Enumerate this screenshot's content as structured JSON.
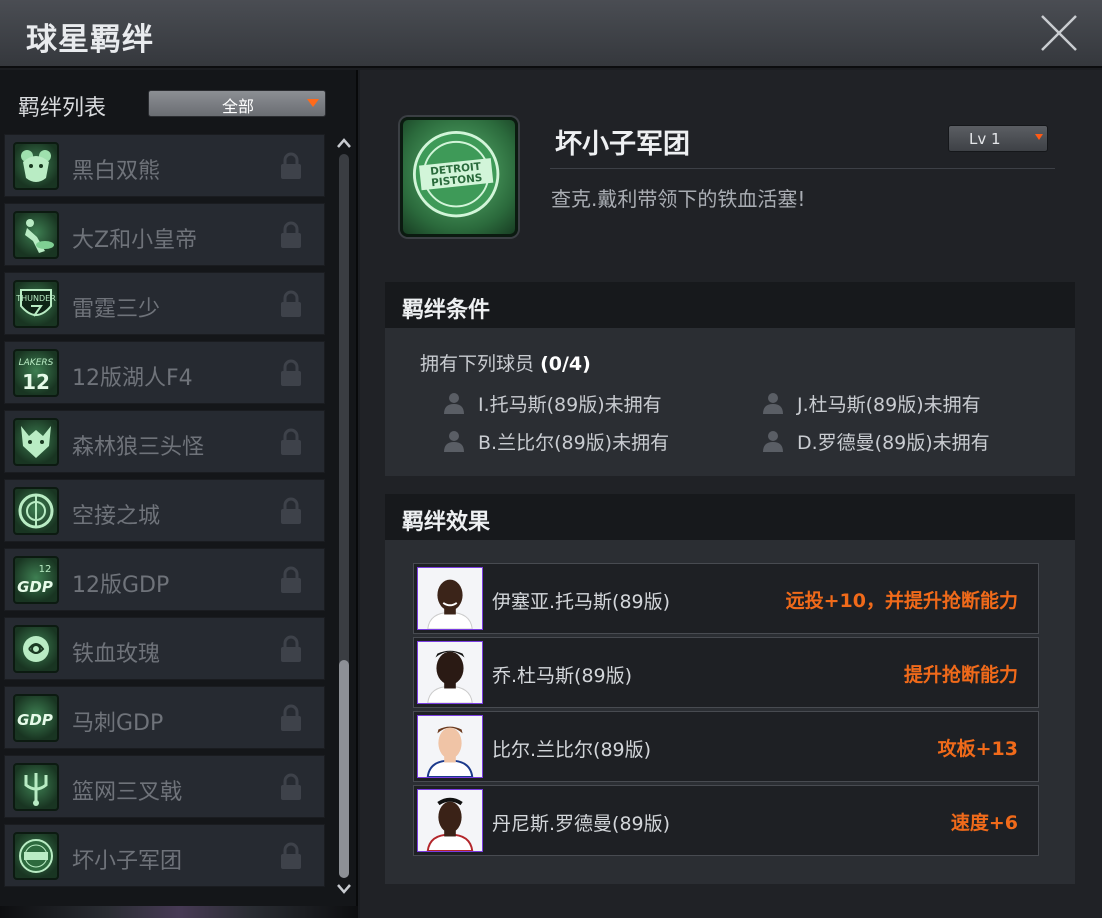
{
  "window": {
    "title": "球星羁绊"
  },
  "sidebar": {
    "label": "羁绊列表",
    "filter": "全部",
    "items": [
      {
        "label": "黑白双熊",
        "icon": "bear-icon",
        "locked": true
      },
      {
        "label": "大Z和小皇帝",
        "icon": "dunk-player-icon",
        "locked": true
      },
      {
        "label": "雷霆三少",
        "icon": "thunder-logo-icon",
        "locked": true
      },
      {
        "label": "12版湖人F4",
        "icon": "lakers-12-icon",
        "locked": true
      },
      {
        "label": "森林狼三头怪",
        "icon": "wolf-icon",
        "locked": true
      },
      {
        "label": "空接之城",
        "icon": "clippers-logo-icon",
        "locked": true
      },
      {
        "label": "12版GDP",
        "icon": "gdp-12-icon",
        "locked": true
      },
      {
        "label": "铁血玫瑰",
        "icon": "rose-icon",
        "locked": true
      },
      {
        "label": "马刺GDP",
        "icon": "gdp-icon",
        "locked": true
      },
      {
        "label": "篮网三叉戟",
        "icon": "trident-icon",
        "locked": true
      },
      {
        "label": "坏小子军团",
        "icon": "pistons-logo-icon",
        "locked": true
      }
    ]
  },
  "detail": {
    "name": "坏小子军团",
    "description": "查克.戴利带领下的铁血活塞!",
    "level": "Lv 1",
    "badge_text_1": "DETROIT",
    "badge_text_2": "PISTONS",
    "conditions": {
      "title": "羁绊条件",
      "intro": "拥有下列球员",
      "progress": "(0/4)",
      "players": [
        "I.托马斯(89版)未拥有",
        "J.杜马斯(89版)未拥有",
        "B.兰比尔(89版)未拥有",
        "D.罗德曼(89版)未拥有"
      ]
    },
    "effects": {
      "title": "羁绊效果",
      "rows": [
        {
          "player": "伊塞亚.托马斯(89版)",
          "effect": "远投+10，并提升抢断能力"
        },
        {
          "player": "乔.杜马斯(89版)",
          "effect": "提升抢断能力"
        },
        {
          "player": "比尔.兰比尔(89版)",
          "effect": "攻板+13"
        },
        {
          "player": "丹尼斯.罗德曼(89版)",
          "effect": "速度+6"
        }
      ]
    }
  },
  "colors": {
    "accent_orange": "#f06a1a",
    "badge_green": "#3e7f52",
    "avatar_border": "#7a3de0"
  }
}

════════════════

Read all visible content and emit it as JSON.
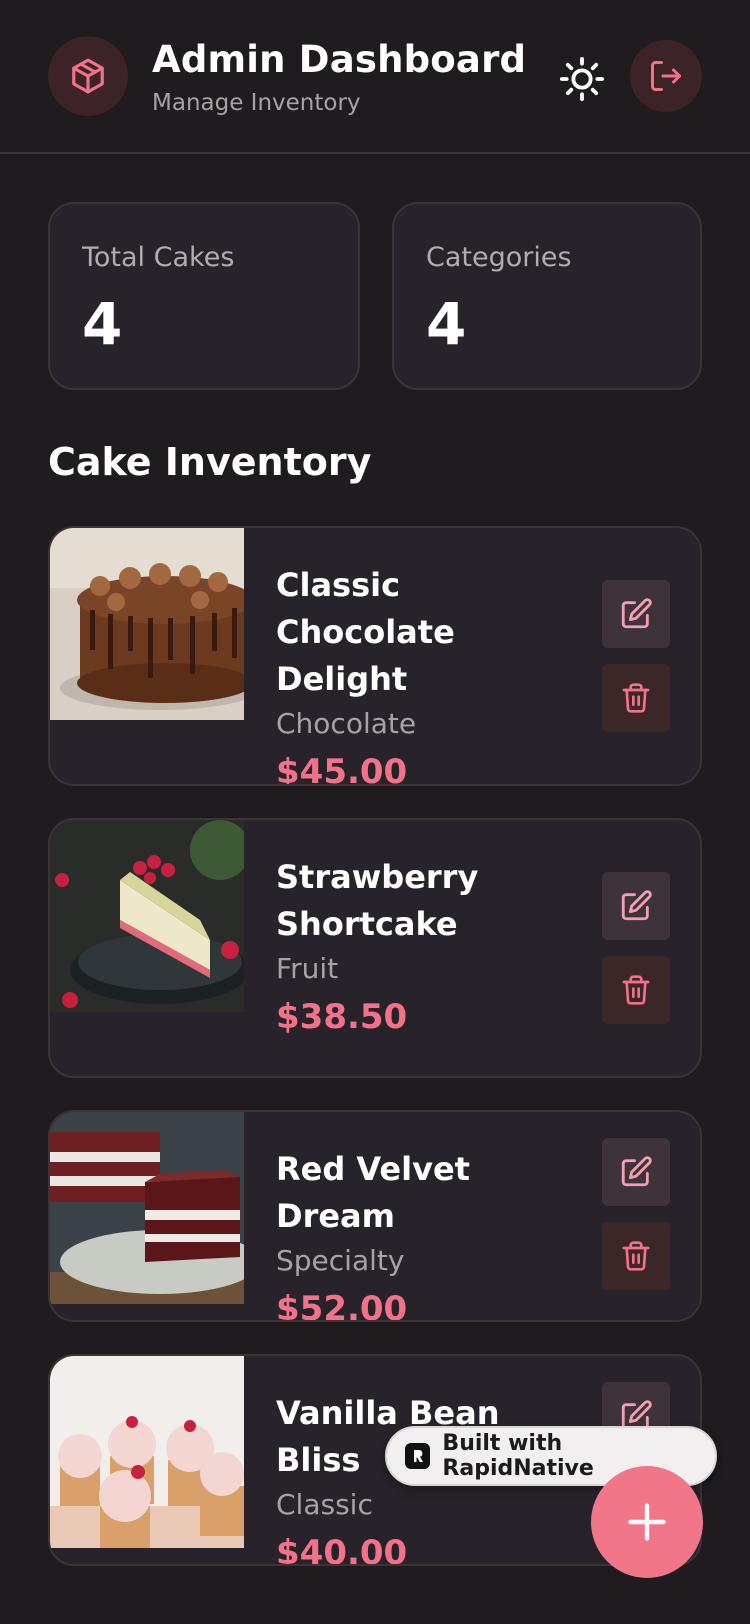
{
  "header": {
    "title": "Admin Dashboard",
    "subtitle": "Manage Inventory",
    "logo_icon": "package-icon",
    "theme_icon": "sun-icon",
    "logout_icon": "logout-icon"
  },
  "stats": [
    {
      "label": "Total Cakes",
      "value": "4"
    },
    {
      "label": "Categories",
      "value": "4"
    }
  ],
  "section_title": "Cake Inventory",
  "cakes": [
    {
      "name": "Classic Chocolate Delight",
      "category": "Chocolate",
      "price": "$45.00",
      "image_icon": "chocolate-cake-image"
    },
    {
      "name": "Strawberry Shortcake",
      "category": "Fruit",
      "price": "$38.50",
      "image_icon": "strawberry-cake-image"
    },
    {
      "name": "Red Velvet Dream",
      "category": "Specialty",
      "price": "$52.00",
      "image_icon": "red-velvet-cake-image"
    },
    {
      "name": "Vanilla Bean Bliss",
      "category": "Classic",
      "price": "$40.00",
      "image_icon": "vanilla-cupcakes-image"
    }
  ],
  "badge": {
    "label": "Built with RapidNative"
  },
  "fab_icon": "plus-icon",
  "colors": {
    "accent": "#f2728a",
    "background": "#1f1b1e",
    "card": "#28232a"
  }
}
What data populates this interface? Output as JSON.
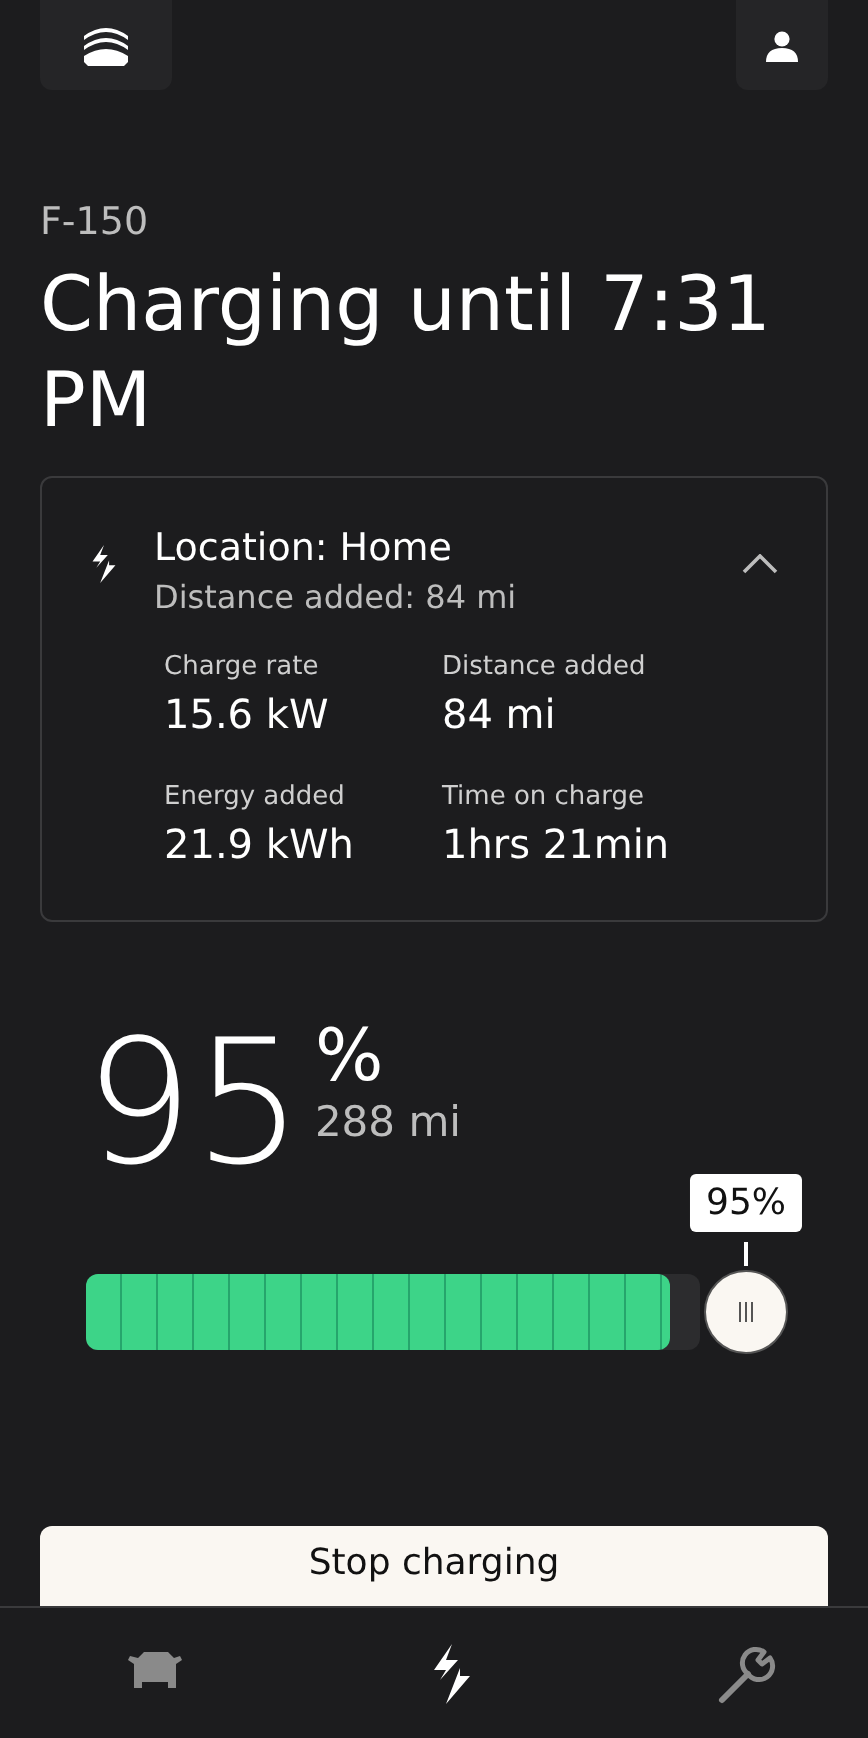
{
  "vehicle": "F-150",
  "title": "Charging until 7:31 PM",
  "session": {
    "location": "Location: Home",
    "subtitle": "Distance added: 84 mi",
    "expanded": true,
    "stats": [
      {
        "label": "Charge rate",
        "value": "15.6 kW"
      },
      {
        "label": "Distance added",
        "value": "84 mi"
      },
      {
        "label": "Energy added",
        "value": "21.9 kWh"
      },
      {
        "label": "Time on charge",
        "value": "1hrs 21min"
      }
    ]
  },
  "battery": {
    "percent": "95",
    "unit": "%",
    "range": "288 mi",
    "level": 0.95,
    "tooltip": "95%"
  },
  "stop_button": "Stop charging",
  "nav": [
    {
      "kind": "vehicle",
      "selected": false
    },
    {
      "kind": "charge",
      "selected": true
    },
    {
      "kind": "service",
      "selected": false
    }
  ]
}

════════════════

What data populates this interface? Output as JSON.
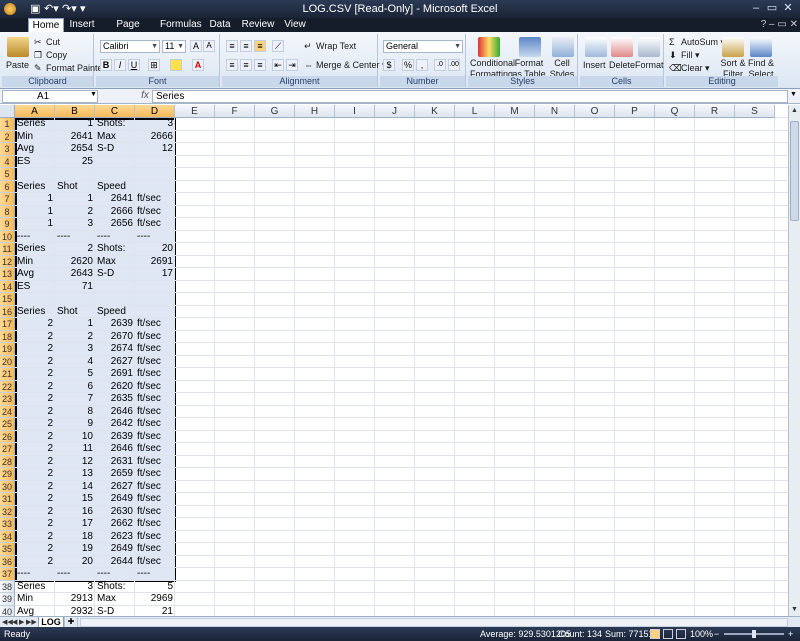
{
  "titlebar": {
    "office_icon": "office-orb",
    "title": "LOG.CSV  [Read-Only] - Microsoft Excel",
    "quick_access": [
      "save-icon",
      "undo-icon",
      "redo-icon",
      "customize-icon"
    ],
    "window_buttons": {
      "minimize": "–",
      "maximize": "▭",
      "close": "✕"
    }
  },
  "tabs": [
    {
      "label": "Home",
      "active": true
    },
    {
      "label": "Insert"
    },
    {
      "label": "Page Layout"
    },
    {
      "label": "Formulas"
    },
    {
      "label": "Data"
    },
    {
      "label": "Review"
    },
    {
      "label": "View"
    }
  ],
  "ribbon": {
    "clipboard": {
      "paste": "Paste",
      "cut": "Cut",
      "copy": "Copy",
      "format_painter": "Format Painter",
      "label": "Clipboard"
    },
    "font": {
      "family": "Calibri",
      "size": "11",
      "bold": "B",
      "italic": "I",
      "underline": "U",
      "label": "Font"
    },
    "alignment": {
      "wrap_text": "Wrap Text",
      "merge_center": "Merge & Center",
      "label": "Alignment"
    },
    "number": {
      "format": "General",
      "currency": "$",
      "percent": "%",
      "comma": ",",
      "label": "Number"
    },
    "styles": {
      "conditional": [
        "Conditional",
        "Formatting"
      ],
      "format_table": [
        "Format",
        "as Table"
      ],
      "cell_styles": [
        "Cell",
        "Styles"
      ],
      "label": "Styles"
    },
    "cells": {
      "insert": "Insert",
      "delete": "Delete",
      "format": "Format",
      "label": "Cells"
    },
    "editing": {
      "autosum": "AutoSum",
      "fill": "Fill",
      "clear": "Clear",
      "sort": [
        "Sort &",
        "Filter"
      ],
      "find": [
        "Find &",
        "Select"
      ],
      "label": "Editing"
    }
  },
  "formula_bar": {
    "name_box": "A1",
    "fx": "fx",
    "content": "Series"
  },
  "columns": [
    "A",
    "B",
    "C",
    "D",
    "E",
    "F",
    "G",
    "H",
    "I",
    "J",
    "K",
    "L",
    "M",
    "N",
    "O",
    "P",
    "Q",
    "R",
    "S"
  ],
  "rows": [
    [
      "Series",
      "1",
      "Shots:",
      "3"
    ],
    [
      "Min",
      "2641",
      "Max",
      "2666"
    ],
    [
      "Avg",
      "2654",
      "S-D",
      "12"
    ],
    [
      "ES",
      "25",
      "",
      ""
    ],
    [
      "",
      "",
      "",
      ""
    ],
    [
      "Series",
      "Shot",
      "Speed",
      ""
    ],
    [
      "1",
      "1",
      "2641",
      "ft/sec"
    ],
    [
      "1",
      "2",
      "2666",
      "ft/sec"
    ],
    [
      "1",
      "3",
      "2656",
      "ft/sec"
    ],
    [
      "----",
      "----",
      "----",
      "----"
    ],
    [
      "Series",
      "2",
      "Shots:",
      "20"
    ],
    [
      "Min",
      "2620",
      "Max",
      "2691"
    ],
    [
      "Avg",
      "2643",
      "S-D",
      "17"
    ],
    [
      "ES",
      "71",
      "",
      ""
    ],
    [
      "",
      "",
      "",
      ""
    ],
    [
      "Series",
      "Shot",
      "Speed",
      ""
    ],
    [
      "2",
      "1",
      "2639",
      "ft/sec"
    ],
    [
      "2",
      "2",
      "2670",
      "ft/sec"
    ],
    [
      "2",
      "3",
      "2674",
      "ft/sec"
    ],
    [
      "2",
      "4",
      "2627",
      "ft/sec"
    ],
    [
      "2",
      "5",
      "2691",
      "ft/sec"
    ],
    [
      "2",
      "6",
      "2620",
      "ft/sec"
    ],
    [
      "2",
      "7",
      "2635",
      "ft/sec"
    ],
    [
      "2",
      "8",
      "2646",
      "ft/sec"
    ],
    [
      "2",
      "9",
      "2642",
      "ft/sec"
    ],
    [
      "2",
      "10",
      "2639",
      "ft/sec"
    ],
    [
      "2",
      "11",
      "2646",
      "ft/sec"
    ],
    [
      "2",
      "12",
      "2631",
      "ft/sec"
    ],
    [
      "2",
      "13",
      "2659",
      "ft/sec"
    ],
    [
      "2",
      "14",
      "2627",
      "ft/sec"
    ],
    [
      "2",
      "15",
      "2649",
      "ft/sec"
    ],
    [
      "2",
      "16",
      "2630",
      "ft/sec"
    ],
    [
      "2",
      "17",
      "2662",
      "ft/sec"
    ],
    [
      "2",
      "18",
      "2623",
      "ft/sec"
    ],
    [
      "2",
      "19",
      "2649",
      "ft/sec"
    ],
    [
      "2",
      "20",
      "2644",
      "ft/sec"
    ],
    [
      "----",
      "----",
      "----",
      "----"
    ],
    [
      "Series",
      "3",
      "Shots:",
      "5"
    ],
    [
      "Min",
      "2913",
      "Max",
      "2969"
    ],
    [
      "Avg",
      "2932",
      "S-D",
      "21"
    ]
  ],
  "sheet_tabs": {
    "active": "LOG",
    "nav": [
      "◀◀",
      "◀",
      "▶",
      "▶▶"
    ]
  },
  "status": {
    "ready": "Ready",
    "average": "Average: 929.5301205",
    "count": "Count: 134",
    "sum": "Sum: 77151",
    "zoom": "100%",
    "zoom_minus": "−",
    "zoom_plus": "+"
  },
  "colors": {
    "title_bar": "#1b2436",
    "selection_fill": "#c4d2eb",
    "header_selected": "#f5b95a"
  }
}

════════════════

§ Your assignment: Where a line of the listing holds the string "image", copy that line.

§ Exercise response:
      "image_icon": "chocolate-cake-image"
      "image_icon": "strawberry-cake-image"
      "image_icon": "red-velvet-cake-image"
      "image_icon": "vanilla-cupcakes-image"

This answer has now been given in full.